Communities must avoid the country’s flood-prone plains. They should also avoid settling around lake basins and other low-lying areas
Recently, countries in East Africa, especially Somalia, Kenya, Uganda and Rwanda, have been taking a battering from unhappy nature.
Unhappy nature has turned a dark eye to East Africa; after what we saw our Southern African people endure in 2019. Severe storms brought many Southern Africa countries to their knees. And floods rendered villages and cities inhabitable.
The humanitarian state of the countries there was difficult. Emergency response was only possible by helicopters that hovered over stranded people to provide help. As is always the case, the developing countries remain the most eligible candidates for vulnerability in such circumstances. And here in Uganda, we have seen in the recent past, how residents continue to be submerged in big volumes of water; which either spills over from the lake and rivers that receive too much rains, and force their banks to give way.
We have seen how floods have caused damage to expensive government and private infrastructure and installations. Roads and bridges were washed away. Hospitals and homes were destroyed. People lost their lives in the process and their settlements have been washed downstream.
And their livelihoods have been completely shattered. Some people have to start all over again. In our part of the world, running water after heavy storm now fails to find its natural drainage course, and so therefore, now prefers to rush into peoples' houses. If ever we were not heeding to calls, to take the environment seriously, recent flooding has pulled our ears.

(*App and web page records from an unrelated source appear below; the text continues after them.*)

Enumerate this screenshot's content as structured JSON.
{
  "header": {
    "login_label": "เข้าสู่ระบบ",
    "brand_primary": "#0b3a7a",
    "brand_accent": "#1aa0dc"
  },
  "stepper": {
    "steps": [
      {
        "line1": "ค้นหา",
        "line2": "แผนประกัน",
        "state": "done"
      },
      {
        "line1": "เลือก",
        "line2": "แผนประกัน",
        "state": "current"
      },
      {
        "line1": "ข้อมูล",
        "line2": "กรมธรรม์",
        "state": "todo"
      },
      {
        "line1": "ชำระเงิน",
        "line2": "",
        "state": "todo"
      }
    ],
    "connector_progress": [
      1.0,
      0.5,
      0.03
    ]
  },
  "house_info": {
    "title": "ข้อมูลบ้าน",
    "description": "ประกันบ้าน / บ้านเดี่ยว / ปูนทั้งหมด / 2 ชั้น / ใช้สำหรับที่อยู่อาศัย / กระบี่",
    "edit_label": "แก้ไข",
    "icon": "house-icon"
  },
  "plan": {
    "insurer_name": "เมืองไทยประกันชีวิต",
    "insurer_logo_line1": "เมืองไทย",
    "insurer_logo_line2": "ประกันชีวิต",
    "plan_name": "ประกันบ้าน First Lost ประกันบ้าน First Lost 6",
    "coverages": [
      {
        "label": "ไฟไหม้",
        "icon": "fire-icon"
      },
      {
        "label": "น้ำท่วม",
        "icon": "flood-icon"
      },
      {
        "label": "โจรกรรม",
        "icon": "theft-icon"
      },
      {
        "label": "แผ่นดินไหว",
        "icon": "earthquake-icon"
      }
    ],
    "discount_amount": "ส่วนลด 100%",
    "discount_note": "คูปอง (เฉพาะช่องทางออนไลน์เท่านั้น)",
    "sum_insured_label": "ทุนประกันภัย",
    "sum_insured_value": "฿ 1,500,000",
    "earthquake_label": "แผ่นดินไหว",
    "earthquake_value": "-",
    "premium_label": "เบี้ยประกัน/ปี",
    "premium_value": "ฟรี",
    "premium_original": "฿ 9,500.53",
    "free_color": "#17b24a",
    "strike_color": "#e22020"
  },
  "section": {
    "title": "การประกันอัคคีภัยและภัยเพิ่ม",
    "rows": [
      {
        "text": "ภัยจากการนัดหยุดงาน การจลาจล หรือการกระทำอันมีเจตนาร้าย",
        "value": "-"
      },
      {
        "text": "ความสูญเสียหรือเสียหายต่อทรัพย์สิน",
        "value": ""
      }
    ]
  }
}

Now we are going to follow warning signals painfully. A bad way to learn our lessons! So, floods now earn a place among the top devastating natural disasters, not only in sub-Saharan Africa but around the world — the Asians and South Americans will testify. It is a challenge for which we need solutions very quickly. We know that human activities; filling wetlands and low-lying plains, in the name of development have blocked the natural water courses. And also putting up settlements in areas that are not suitable for human settlement, partly explains why excess waters must now get its way to our homes. The impact, as we found out recently has not been very good.
We must improve on the existing mitigations because they are now not adequate. Information is being disseminated widely; on early warning systems; through; radio, TV and newspapers, before the start of rains and when serious dry conditions are expected. So that communities can plan to act at the right time, and be able to stay safe from these weather hazards. The message reaches. Communities have painfully obeyed weather-risk communication. Yet still face devastation as happening now-a-days. That is why more must be done.
On top of information that is issued from time to time, communities must actively participate in ensuring their safety from floods. Communities must avoid the country's flood-prone plains and not settle around lake basins and other low-lying areas. We all know that the best place to build settlements is above the low-lying grounds, not low-lying plains, where a majority of our people build, usually with technology that is not resilient.
Our disaster management experts must come in. Map out and publish all the ‘red' zones and the best locations for communities to settle in. So they can avoid committing resources in places not worth settling in. Otherwise, the cost of not doing enough is going to escalate the extent of human suffering. And will raise humanitarian response costs, which should be put in solving other needs. Therefore, we need the experts to continue engaging communities to move away from wetlands and settle in high-rise land. Building on a high ground is the best mitigation to flooding.
The writer is a civil engineer